Fontenis take-over had been quickly followed by a name change to Communist Libertarian Federation. Fayolle then worked with Maurice Joyeux to create a new Anarchist Federation, and, starting in October 1954, a supporting newspaper, "Le Monde libertaire".[3] A delegate at most of the federation's congresses, he was able to build a thesis of "organised worker anarchism".[1] During the Algerian War of Independence, he repeatedly wrote in support of the anti-colonialist struggle, but also warned against the perils of a "nationalist revolution" leading to the emergence of a new hegemonistic bourgeoisie.[2]

Revolutionary Anarchist Organisation[edit]

Identifying a stagnation in the anarchist movement which he attributed to its "aversion to organisation" ("inaptitude à l’organisation") he proposed the implementation of a more structured operation, applying the conven tion al economic and political precepts of the time. In 1956 he started calling for changes to the constitution of the Anarchist Federation, intended to "create an anarchist organisation with serious and dependable underpinnings, with a membership of men determined to move beyond sterile platitudes" (" créer une organisation anarchiste sur des bases sérieuses et solides, ne rassemblant que des hommes résolus à s’évader des paroles stériles").[4] In 1965 he published a collection of his texts articles in a book under the title "Réflexions sur l’anarchisme".[1] He tried to convince Anarchist Federation militants in internal publications and presentations made to federation congresses. He failed.[3] His advocacy of structural change encountered implacable opposition from numerous militant individualists who feared any more authoritarian approach, and for whom the superiority of minimalist organisational structures was an article of faith.[2]

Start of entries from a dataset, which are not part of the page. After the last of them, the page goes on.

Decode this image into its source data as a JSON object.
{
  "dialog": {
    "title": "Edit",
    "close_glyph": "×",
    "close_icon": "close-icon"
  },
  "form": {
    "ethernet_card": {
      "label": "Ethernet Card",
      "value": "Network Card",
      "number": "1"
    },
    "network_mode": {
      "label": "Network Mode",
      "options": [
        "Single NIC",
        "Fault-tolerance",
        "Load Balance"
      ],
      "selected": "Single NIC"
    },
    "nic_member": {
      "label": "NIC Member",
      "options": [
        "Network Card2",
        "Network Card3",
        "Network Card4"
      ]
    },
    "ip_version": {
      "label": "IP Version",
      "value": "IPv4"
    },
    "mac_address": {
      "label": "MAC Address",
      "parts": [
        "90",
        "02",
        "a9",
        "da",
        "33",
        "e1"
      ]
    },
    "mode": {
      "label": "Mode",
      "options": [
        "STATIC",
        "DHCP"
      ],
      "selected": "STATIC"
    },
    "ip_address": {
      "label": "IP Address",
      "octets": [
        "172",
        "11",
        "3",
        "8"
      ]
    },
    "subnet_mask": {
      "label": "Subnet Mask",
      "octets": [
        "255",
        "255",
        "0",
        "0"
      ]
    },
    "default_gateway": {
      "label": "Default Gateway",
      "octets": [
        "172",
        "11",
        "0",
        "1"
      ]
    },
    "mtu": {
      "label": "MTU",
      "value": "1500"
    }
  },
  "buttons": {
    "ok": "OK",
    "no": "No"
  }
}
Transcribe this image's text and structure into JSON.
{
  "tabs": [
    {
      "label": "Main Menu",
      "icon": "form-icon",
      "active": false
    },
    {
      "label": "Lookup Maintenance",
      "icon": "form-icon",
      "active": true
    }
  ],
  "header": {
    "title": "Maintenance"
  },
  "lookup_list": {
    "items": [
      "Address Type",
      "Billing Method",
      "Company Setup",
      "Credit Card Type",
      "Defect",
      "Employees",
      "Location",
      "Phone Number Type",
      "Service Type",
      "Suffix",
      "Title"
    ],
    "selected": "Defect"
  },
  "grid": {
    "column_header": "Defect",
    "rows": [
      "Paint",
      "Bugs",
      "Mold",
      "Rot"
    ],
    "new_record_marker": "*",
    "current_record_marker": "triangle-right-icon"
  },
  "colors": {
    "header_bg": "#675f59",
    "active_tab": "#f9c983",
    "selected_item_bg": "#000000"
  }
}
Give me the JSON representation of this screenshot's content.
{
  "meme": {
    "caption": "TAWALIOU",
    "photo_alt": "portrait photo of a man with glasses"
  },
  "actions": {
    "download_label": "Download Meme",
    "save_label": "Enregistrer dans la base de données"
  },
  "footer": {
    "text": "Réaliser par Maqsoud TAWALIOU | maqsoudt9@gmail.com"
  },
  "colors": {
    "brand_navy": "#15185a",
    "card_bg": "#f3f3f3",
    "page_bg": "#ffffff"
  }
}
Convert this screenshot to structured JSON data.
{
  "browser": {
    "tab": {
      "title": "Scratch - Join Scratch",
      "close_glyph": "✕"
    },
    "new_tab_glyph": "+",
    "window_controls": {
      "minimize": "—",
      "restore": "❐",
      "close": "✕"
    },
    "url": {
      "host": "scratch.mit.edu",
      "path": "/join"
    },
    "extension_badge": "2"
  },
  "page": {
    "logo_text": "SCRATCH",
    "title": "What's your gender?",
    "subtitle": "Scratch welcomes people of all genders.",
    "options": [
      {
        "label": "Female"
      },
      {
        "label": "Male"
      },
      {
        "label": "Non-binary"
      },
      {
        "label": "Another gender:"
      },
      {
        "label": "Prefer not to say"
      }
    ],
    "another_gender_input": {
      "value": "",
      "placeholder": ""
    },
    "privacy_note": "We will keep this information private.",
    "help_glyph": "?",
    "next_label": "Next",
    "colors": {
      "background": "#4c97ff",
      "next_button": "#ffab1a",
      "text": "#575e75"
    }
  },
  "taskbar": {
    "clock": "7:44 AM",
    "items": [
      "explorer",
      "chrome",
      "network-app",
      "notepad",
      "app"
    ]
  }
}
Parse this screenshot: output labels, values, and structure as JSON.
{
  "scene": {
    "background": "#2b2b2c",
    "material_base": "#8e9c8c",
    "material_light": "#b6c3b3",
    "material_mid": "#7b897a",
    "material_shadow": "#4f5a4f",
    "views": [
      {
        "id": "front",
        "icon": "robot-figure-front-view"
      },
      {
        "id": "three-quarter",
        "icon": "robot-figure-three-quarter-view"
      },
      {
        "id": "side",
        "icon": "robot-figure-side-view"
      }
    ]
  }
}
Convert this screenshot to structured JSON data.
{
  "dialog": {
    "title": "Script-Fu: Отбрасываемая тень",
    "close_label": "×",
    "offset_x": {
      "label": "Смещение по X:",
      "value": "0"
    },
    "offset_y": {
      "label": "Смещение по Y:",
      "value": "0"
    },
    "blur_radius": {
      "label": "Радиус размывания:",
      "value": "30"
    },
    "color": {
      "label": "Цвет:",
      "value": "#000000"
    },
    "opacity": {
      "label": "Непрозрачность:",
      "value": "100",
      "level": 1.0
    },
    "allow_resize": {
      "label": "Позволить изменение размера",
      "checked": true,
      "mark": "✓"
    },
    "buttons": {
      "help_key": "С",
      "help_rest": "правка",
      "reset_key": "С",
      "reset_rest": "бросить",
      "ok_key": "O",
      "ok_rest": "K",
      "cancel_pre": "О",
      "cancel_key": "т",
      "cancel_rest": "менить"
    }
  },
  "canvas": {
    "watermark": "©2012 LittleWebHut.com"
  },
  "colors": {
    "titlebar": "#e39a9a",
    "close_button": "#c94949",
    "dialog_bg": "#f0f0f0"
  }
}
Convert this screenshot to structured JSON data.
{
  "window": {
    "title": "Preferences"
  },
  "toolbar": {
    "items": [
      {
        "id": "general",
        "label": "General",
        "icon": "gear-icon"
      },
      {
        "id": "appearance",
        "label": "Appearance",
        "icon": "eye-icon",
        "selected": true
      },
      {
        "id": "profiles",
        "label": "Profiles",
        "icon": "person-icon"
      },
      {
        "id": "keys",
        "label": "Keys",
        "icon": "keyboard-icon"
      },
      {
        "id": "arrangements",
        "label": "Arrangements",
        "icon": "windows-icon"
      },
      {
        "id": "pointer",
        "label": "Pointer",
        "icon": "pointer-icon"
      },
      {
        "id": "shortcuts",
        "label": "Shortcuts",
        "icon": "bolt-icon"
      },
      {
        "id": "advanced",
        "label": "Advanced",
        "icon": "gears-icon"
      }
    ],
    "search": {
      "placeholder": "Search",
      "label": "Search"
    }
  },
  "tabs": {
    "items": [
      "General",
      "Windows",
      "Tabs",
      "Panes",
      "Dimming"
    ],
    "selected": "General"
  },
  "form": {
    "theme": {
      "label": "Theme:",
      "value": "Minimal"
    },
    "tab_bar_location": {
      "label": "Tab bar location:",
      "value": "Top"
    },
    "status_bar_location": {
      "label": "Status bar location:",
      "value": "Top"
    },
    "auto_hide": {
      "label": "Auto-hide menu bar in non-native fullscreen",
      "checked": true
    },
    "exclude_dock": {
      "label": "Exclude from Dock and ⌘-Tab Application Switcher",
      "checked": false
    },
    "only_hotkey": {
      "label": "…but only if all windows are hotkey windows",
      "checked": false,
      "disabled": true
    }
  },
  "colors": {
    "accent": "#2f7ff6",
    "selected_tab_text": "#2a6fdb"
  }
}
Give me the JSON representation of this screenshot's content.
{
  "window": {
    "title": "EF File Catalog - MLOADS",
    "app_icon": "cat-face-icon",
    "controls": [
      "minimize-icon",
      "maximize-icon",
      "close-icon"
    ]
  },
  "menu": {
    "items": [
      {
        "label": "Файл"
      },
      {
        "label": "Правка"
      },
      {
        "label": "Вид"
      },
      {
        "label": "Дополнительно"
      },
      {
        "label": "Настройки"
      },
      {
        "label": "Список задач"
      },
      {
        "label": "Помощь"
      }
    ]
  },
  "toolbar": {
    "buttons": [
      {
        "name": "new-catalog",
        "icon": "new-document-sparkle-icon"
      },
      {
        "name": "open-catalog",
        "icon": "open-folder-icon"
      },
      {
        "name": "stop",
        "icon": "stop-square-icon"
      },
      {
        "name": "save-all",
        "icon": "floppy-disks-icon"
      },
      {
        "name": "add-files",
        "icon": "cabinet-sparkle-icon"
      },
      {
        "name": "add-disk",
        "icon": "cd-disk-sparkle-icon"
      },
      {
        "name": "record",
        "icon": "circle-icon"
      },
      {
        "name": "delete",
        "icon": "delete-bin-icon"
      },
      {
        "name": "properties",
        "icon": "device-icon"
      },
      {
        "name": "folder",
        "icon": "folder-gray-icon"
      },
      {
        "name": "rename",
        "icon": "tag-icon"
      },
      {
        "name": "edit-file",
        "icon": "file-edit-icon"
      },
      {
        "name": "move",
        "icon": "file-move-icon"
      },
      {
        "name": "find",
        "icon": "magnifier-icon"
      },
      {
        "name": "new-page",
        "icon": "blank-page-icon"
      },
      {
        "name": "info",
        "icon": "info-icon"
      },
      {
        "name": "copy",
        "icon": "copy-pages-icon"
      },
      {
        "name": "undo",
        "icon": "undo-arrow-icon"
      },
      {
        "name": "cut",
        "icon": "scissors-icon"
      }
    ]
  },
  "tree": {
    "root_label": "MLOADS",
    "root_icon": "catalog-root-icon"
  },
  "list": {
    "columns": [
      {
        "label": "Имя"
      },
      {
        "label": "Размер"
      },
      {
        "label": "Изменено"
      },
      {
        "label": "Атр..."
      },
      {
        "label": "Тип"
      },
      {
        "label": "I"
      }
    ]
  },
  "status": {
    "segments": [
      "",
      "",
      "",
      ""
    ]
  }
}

In 1967 his concerns drove him to propound a new approach, and he advocated the Revolutionary Anarchist Organisation ("l'Organisation révolutionnaire anarchiste" / l'ORA). He went on to produce a new publication, "L'Organisation libertaire", of which the first edition was published at Marseilles in January 1968.[1] The "events" of May 1968 gave a new impetus to the ORA which progressively separated itself out from the Anarchist Federation, most spectacularly at the International Anarchist Congress at Carrara in August/September 1968 where the ORA successfully backed his nomination to the international organisation's secretaryship.[4] The next stepping stone to a split came at the Anarchist Federation congress in November 1968 when Fayolle and his supporters were accused of factionalism and stripped of their functions within the federation.[4] In the end the ORA broke with the Anarchist Federation at the end of March 1970, uncompromisingly committed to a "platformist" structure.[2]

Maurice Fayolle was elected to the provisional national executive but by now he was gravely ill. He was taken to hospital at Versailles in May 1970 and died from lung cancer on 30 September 1970.[1]

References[edit]

  1. ^ a b c d e f "FAYOLLE, Maurice, César, François". Dictionnaire des militantes anarchistes. 27 July 2012. Retrieved 8 December 2016.
  2. ^ a b c d e Nick Heath (16 June 2008). "Fayolle, Maurice César, 1909-1970". libcom.org. Retrieved 8 December 2016.
  3. ^ a b c d Maurice Laisant (November 1970). "Maurice Fayolle". Archives du Monde libertaire. Le Monde libertaire. Retrieved 8 December 2016.
  4. ^ a b c d e "Le 30 septembre 1970, mort de Maurice FAYOLLE, à Versailles". 30 septembre. L'Ephéméride Anarchiste. Retrieved 8 December 2016.